BACKGROUND AND PURPOSE: Culturally diverse countries such as†Switzerland face the challenge of providing cross-cultural competent care. Cross-cultural competent care needs an understanding of a patient's cultural context in order to provide safe and effective care. Therefore, we sought to examine cross-cultural competence of Swiss paediatric oncology care providers, and to explore their perceptions of barriers to and facilitators of cross-culturally competent care.
DESIGN AND SAMPLE: We conducted a cross-sectional study. The data collection period was three weeks. Providers were recruited through collaborators at the participating paediatric oncology centres. All occupational groups who are in direct contact with patients and involved in their care were eligible (e.g., physicians, nurses, social workers, occupational therapists and physiotherapists). Surveying providers online, we captured five subscales of their cross-cultural competence and their perceptions as to how to facilitate cross-culturally competent paediatric oncology care. We employed the Cross-Cultural Competence of Healthcare Professionals (CCCHP) questionnaire. Besides descriptive and inferential statistics, we performed content analysis.
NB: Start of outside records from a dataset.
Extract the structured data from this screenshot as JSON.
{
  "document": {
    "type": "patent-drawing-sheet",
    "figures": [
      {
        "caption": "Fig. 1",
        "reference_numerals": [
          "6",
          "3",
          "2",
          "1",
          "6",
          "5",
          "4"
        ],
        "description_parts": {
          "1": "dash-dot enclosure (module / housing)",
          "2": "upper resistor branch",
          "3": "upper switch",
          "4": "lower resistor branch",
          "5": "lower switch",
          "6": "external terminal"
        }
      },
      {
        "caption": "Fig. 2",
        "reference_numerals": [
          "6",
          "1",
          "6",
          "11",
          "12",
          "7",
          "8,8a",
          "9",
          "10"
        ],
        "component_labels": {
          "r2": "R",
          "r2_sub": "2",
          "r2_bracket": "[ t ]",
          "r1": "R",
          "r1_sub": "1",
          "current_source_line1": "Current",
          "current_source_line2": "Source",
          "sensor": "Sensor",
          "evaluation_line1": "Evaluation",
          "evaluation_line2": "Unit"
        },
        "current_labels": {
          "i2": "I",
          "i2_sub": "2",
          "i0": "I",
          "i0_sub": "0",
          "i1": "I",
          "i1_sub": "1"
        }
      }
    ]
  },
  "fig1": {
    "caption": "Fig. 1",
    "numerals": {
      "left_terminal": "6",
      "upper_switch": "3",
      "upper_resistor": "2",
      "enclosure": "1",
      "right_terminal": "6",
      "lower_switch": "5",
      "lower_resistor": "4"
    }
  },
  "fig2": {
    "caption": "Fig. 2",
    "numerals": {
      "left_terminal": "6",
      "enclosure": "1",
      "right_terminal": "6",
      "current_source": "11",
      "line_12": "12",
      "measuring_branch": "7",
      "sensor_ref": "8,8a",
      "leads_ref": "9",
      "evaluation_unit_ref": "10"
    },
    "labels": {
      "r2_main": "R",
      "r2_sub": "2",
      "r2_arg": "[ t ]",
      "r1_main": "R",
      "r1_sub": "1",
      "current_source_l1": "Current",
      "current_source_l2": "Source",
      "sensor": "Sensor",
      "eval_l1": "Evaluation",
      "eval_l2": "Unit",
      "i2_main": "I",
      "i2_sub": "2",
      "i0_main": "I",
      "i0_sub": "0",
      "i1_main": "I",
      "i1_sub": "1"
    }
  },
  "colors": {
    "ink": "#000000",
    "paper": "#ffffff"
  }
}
FINDINGS: The response rate was 73.2% (n = 183/250). Analyses revealed differences in cross-cultural competence between occupational groups of paediatric oncology providers. Overall, social workers’ cross-cultural competence was higher than nurses' or occupational therapists' and physiotherapists’ cross-cultural competence. Physicians’ cross-cultural competence was higher than nurses (with no statistically significant difference identified between physicians, occupational therapists and physiotherapists). Furthermore, our results suggest noteworthy differences among the four main occupational groups on the five CCCHP†subscales. Physicians and social workers declared more positive attitudes than nurses; occupational therapists and physiotherapists reported lower skills than the other three groups; social workers scored higher on the emotions and empathy subscale than the other three groups; physicians were more knowledgeable and aware than nurses. Most frequently mentioned barriers were: language barriers (68.5%), different culture and values (19.2%), different illness understanding (9.2%).†Most frequently mentioned facilitators were: professional translators (47.2%), continuous training (20.8%), professional cultural mediators (8.8%).
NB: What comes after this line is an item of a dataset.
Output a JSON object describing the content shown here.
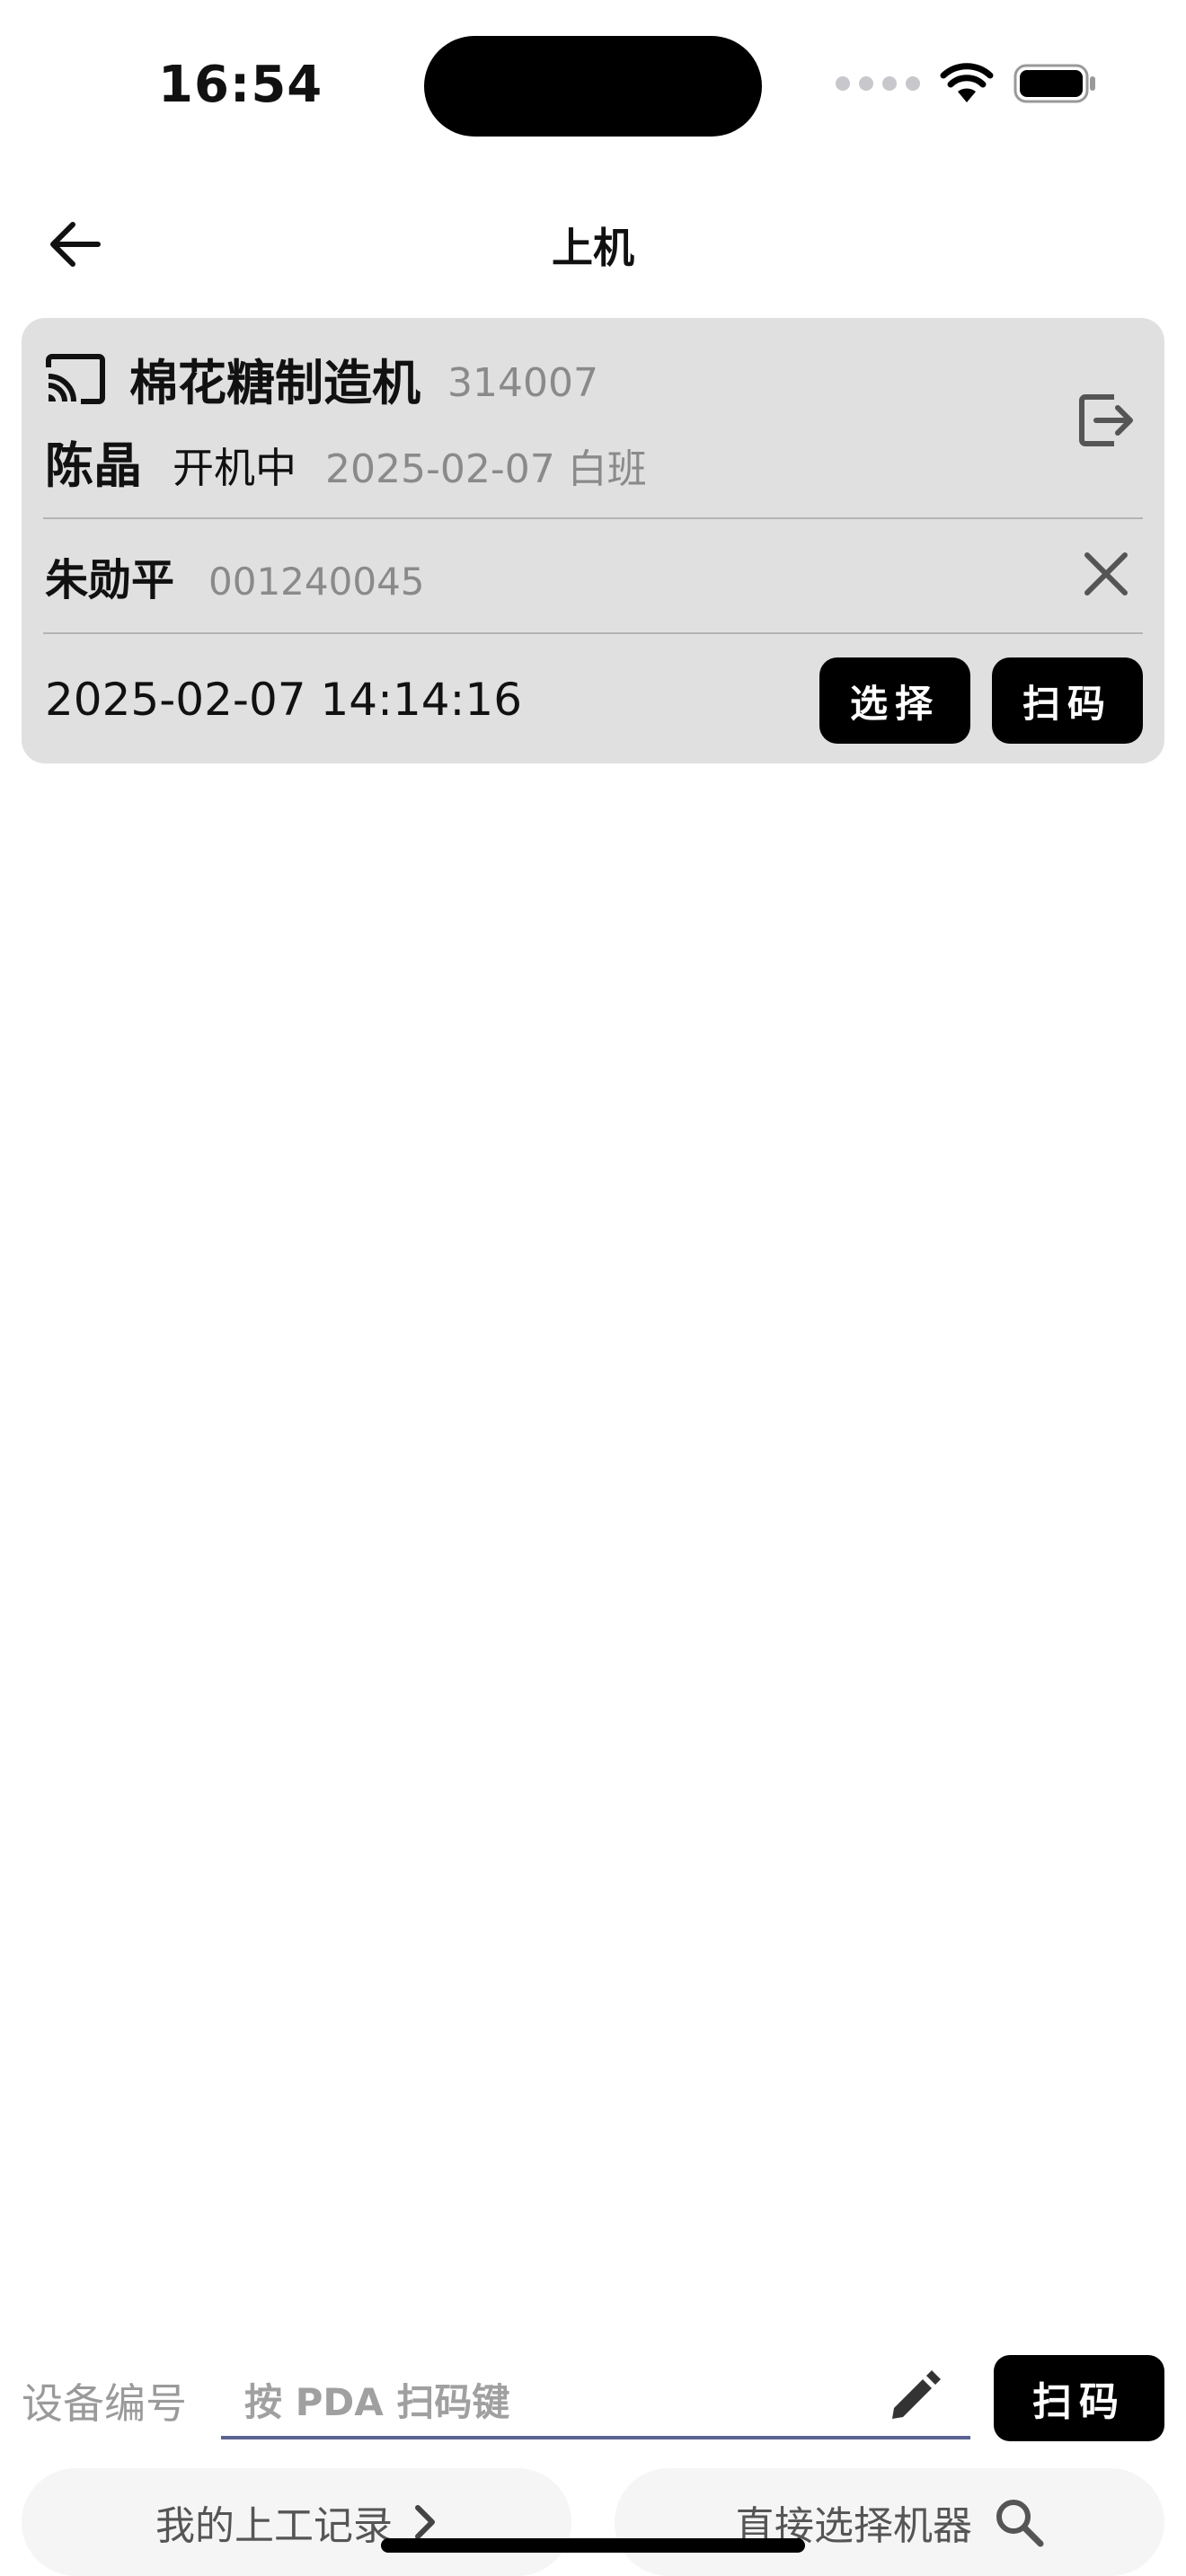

CONCLUSIONS/IMPLICATIONS: Trainings and interventions are widely considered a principal strategy to advance providers’ cross-cultural competence. Our findings of differences in cross-cultural competence among occupational groups further underpin the need to adapt training programmes and interventions to the respective occupational group and the respective dimension(s) of cross-cultural competence. In addition, professional translators and cultural mediators should be used. Lastly, reciprocal supervision and the promotion of multidisciplinary teams is crucial to enable oncology care providers to learn from each other and this exchange could also help to reduce some of the differences between the various occupational groups.